For the next hour we worked on my throwing motion, my windup, my grip on the ball, my follow-through. We also talked a lot about Bob Gibson and the exploits of Satchel Paige. I wondered if one day I’d be good enough to earn a cool nickname like Oil Can Boyd or Catfish Hunter, a fellow North Carolinian. The pitching lesson with my father ended shortly after that hour, however, when my grandmother came dashing down the back steps with fist balled tight enough to squeeze the juice from a plum.

“I know y’all ain’t got my good mattress out here in the dirt! And who drew that big red box on there!”

* * *
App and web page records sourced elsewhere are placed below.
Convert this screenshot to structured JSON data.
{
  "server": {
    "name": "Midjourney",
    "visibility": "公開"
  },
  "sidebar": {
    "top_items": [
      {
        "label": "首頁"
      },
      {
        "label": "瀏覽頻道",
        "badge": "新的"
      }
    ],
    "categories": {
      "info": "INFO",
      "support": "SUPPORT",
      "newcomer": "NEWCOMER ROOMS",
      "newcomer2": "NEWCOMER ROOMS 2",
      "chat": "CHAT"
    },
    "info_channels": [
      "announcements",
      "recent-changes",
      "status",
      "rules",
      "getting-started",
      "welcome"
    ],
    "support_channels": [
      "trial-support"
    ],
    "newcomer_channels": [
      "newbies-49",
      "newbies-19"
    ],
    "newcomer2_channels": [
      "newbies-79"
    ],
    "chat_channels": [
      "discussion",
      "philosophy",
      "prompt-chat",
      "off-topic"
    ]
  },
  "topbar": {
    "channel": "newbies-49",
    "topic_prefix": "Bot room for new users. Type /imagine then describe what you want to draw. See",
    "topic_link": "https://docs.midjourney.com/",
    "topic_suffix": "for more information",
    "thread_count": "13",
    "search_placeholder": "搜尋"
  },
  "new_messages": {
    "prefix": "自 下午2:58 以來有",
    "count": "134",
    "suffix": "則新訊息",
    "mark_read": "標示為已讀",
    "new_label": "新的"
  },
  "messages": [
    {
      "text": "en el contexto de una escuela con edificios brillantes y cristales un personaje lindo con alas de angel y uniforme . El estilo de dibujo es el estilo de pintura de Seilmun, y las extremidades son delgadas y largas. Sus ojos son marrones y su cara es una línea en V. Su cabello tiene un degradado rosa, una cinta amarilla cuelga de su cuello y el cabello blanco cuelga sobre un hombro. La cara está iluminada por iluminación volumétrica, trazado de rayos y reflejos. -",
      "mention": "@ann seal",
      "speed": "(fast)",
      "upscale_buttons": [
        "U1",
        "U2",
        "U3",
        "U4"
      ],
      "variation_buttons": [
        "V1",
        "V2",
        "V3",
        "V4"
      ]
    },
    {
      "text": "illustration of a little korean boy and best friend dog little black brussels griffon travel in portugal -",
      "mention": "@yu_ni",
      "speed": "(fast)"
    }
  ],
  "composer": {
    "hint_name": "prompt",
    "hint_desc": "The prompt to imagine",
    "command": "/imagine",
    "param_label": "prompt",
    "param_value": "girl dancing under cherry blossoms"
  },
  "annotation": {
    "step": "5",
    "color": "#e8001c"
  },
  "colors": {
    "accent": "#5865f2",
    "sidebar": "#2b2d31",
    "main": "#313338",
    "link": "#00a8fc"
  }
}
The visiting team’s manager makes his way to the mound with the new pitcher. Even the air is anxious. Watching this guy warm up in the bullpen has left no doubt: the kid’s got a gun. A big Bulls comeback could be in jeopardy. (The wonderful thing about the minor leagues is that the fans connect with the players in a way they can’t with major leaguers. Major leaguers are living the dream; minor leaguers, like every fan who ever dreamed of being a professional ballplayer, are still chasing it.) I’m hoping our next guy at bat knocks it out of the park, but if this new pitcher is throwing the same lightning he was throwing in the bullpen, maybe I can say I saw the next Fernando Valenzuela. I don’t know if this kid will win Rookie of the Year and the Cy Young Award at the same time, as Valenzuela did, or if he’ll even get called up to the big leagues. I don’t know if his father took his grandmother’s new mattress, drew a strike zone on it, then laid it up against a shed in the dirt so he could practice his fastball. What I do know is that this man and I have had the same dream: pitching in the majors. He’s carried that dream a lot further than I was able to.

My pitching career ended shortly after the lesson with my father. Some concerned parent wrote the Parks and Recreation league about the dangers of young kids doing permanent damage to their elbow joints by pitching. As a result, all pitchers were replaced by pitching machines. I finished that season, and the rest of my baseball career, as a shortstop with my dad hitting me fly balls and grounders. “Get down in front of it. There you go. Bug, you could be the next Ozzie Smith.” Now as I sit here, cold beer in hand, eyes locked on the coming duel between pitcher and batter, I simply hope that our guy coming up to hit is more of the next great somebody than this young gun trying to strike him out.

Howard L. Craft is the author of a book of poems, Across the Blue Chasm. His poetry also appears in Home Is Where: An Anthology of African American Poetry from the Carolinas, edited by Kwame Dawes. He has written several plays, including Caleb Calypso and the Midnight Marauders, and is the creator of the first African American superhero radio serial, The Jade City Pharaoh.